## Work instructions
Please print every record exactly as it stands, leaving out the pictures.

** Opening Given records block **

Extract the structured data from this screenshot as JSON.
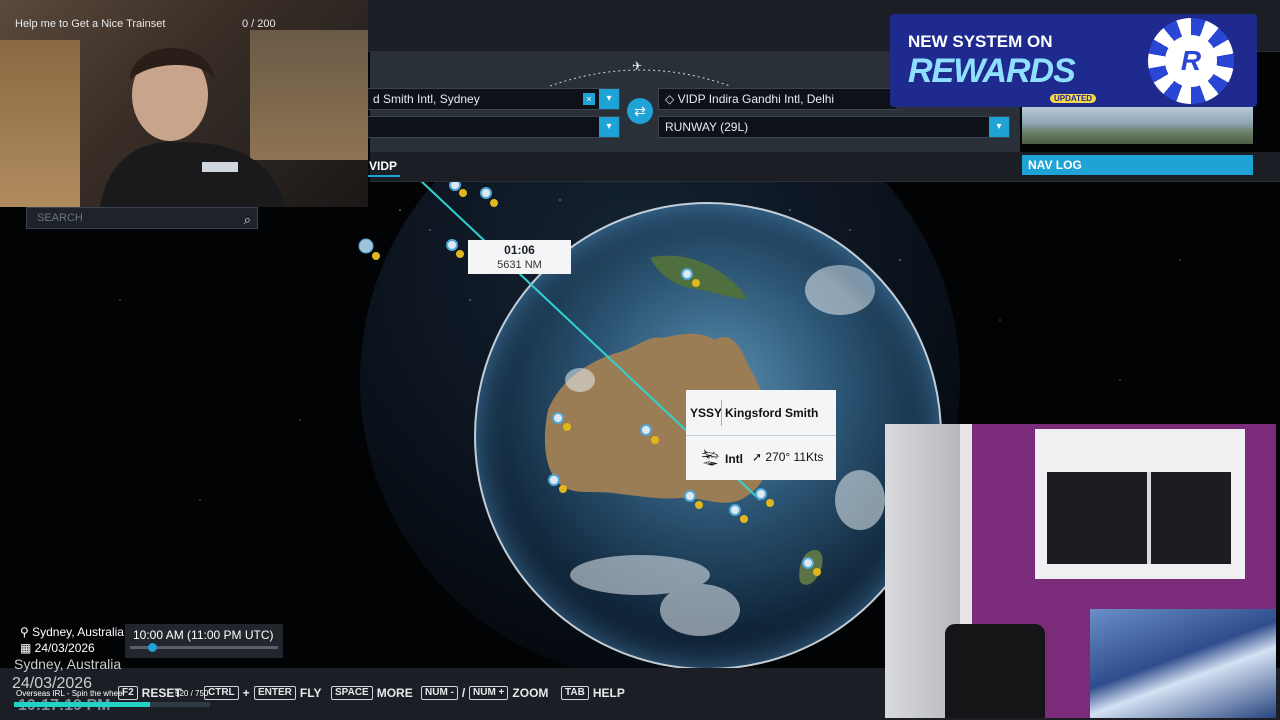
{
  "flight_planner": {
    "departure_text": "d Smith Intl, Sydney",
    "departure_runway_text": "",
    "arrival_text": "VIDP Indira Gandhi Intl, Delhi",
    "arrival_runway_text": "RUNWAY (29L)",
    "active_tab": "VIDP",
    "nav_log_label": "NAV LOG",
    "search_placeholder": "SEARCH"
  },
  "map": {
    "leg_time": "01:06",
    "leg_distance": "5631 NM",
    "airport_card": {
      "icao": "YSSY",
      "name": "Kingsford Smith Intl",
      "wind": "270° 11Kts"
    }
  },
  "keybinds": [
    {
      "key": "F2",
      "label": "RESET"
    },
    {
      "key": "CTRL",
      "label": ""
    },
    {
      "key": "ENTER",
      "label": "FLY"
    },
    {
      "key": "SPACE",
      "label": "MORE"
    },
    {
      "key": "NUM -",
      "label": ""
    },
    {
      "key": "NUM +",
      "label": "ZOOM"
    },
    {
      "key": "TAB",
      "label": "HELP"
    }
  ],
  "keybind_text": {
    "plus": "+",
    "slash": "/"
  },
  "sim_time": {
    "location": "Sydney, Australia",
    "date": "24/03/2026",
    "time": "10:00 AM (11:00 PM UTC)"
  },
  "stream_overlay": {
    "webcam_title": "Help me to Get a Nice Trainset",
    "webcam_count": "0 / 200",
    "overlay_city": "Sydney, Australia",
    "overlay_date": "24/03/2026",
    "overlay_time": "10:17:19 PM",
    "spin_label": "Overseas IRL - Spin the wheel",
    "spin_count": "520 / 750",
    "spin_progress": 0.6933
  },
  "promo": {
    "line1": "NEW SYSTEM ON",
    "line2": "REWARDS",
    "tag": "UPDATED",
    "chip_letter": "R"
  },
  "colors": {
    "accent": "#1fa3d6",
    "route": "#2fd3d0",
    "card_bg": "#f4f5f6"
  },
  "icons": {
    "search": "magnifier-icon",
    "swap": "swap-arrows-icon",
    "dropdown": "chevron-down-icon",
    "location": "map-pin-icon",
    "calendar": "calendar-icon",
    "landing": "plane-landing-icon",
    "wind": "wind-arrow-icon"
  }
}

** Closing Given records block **

## Problem solution
Extract the structured data from this screenshot as JSON.
{
  "flight_planner": {
    "departure_text": "d Smith Intl, Sydney",
    "departure_runway_text": "",
    "arrival_text": "VIDP Indira Gandhi Intl, Delhi",
    "arrival_runway_text": "RUNWAY (29L)",
    "active_tab": "VIDP",
    "nav_log_label": "NAV LOG",
    "search_placeholder": "SEARCH"
  },
  "map": {
    "leg_time": "01:06",
    "leg_distance": "5631 NM",
    "airport_card": {
      "icao": "YSSY",
      "name": "Kingsford Smith Intl",
      "wind": "270° 11Kts"
    }
  },
  "keybinds": [
    {
      "key": "F2",
      "label": "RESET"
    },
    {
      "key": "CTRL",
      "label": ""
    },
    {
      "key": "ENTER",
      "label": "FLY"
    },
    {
      "key": "SPACE",
      "label": "MORE"
    },
    {
      "key": "NUM -",
      "label": ""
    },
    {
      "key": "NUM +",
      "label": "ZOOM"
    },
    {
      "key": "TAB",
      "label": "HELP"
    }
  ],
  "keybind_text": {
    "plus": "+",
    "slash": "/"
  },
  "sim_time": {
    "location": "Sydney, Australia",
    "date": "24/03/2026",
    "time": "10:00 AM (11:00 PM UTC)"
  },
  "stream_overlay": {
    "webcam_title": "Help me to Get a Nice Trainset",
    "webcam_count": "0 / 200",
    "overlay_city": "Sydney, Australia",
    "overlay_date": "24/03/2026",
    "overlay_time": "10:17:19 PM",
    "spin_label": "Overseas IRL - Spin the wheel",
    "spin_count": "520 / 750",
    "spin_progress": 0.6933
  },
  "promo": {
    "line1": "NEW SYSTEM ON",
    "line2": "REWARDS",
    "tag": "UPDATED",
    "chip_letter": "R"
  },
  "colors": {
    "accent": "#1fa3d6",
    "route": "#2fd3d0",
    "card_bg": "#f4f5f6"
  },
  "icons": {
    "search": "magnifier-icon",
    "swap": "swap-arrows-icon",
    "dropdown": "chevron-down-icon",
    "location": "map-pin-icon",
    "calendar": "calendar-icon",
    "landing": "plane-landing-icon",
    "wind": "wind-arrow-icon"
  }
}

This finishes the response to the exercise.